My suggestion was proposal 2 here:
https://github.com/tgehr/DIPs/blob/tuple-syntax/DIPs/DIP1xxx-tg.md

Proof-of-concept implementation here:
https://github.com/tgehr/dmd/commit/bdb40fa96c471a7ace84596511a27ba3e803214f
https://github.com/tgehr/dmd/commit/dad942117d85683e6234ef312c6d59be82f0c3a2

Note that Phobos tuples are implemented using an `alias this` to a built-in "tuple" of members:
https://github.com/dlang/phobos/blob/master/std/typecons.d#L636-L655
January 04
On 1/3/2022 7:09 PM, Timon Gehr wrote:
> My DIP draft extends "alias this" to allow this (which should work anyway):
> 
> alias Seq(T...)=T;
> struct S{
>      byte b;
>      int c;
>      alias this=Seq!(b,c);
> }
> 
> void func(byte,int);
> 
> func(S());

I confess, this makes me uneasy. `alias this` produced a lot of unintended consequences. I'm gunshy of extending it. I'd prefer:

    func(S().tupleof);


> It does have some significant drawbacks, e.g. `foo(int,int)` and `foo((int,int))` would have a different ABI and the second overload can't be called as `foo(1,2);`...
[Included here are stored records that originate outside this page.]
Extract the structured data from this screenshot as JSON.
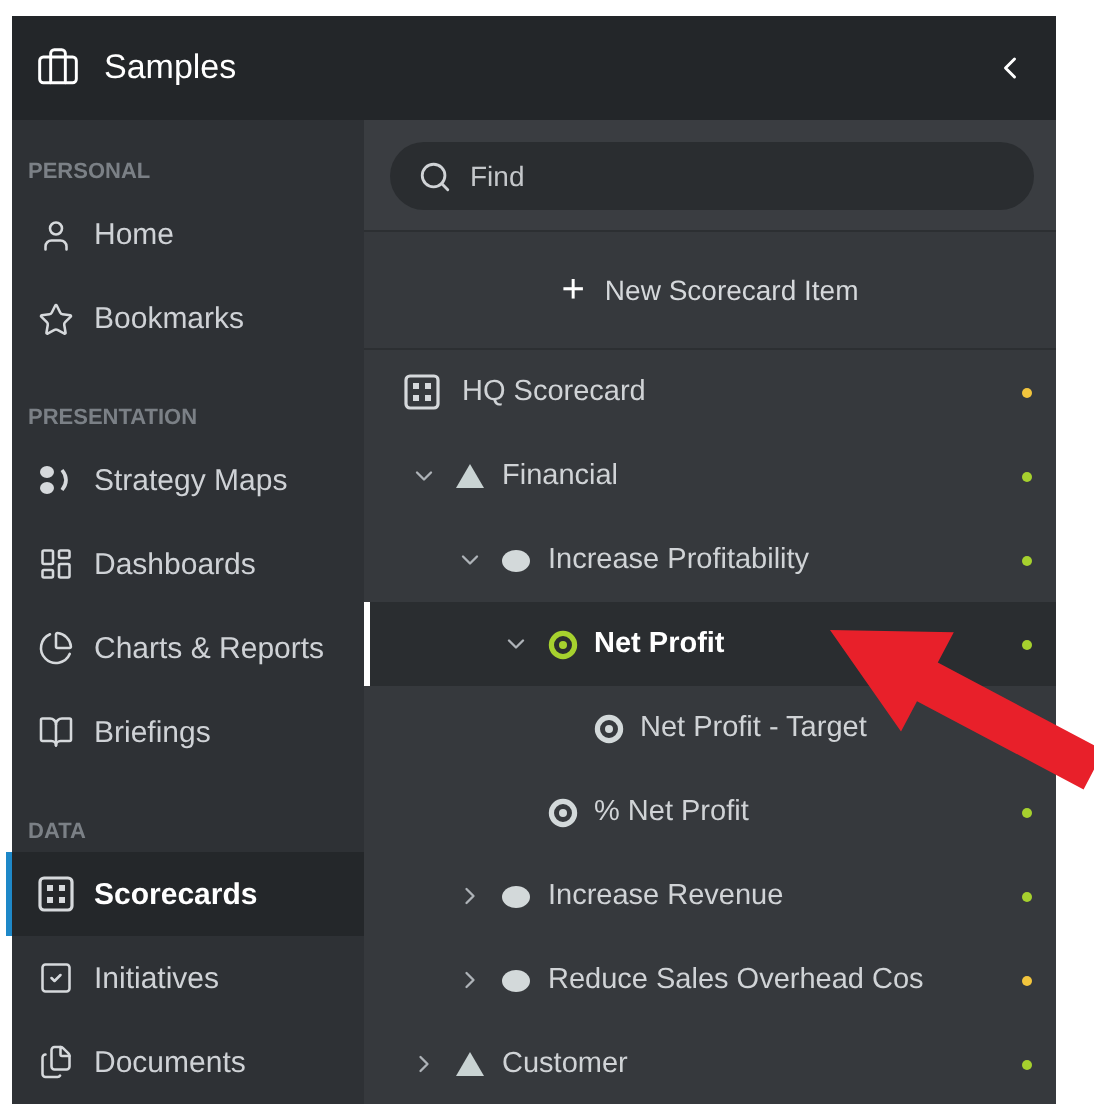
{
  "header": {
    "title": "Samples"
  },
  "sidebar": {
    "sections": [
      {
        "heading": "PERSONAL",
        "items": [
          {
            "label": "Home",
            "selected": false
          },
          {
            "label": "Bookmarks",
            "selected": false
          }
        ]
      },
      {
        "heading": "PRESENTATION",
        "items": [
          {
            "label": "Strategy Maps",
            "selected": false
          },
          {
            "label": "Dashboards",
            "selected": false
          },
          {
            "label": "Charts & Reports",
            "selected": false
          },
          {
            "label": "Briefings",
            "selected": false
          }
        ]
      },
      {
        "heading": "DATA",
        "items": [
          {
            "label": "Scorecards",
            "selected": true
          },
          {
            "label": "Initiatives",
            "selected": false
          },
          {
            "label": "Documents",
            "selected": false
          }
        ]
      }
    ]
  },
  "search": {
    "placeholder": "Find"
  },
  "new_item_button": {
    "icon": "+",
    "label": "New Scorecard Item"
  },
  "tree": [
    {
      "label": "HQ Scorecard",
      "kind": "scorecard",
      "selected": false,
      "color": "#f2c53d"
    },
    {
      "label": "Financial",
      "kind": "perspective",
      "selected": false,
      "expanded": true,
      "color": "#a6d12e",
      "children": [
        {
          "label": "Increase Profitability",
          "kind": "objective",
          "selected": false,
          "expanded": true,
          "color": "#a6d12e",
          "children": [
            {
              "label": "Net Profit",
              "kind": "measure",
              "selected": true,
              "expanded": true,
              "color": "#a6d12e",
              "children": [
                {
                  "label": "Net Profit - Target",
                  "kind": "measure",
                  "selected": false
                }
              ]
            },
            {
              "label": "% Net Profit",
              "kind": "measure",
              "selected": false,
              "color": "#a6d12e"
            }
          ]
        },
        {
          "label": "Increase Revenue",
          "kind": "objective",
          "selected": false,
          "expanded": false,
          "color": "#a6d12e"
        },
        {
          "label": "Reduce Sales Overhead Cos",
          "kind": "objective",
          "selected": false,
          "expanded": false,
          "color": "#f2c53d"
        }
      ]
    },
    {
      "label": "Customer",
      "kind": "perspective",
      "selected": false,
      "expanded": false,
      "color": "#a6d12e"
    }
  ]
}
I tried to actively avoid that :-)

> To be very clear, I want this:
> 
> [(1,2),(3,4)].map!((a,b)=>a+b).each!writeln;
> 
> An this is generally what people mean when they talk about "tuples".

I understand. It looks like a worthy goal.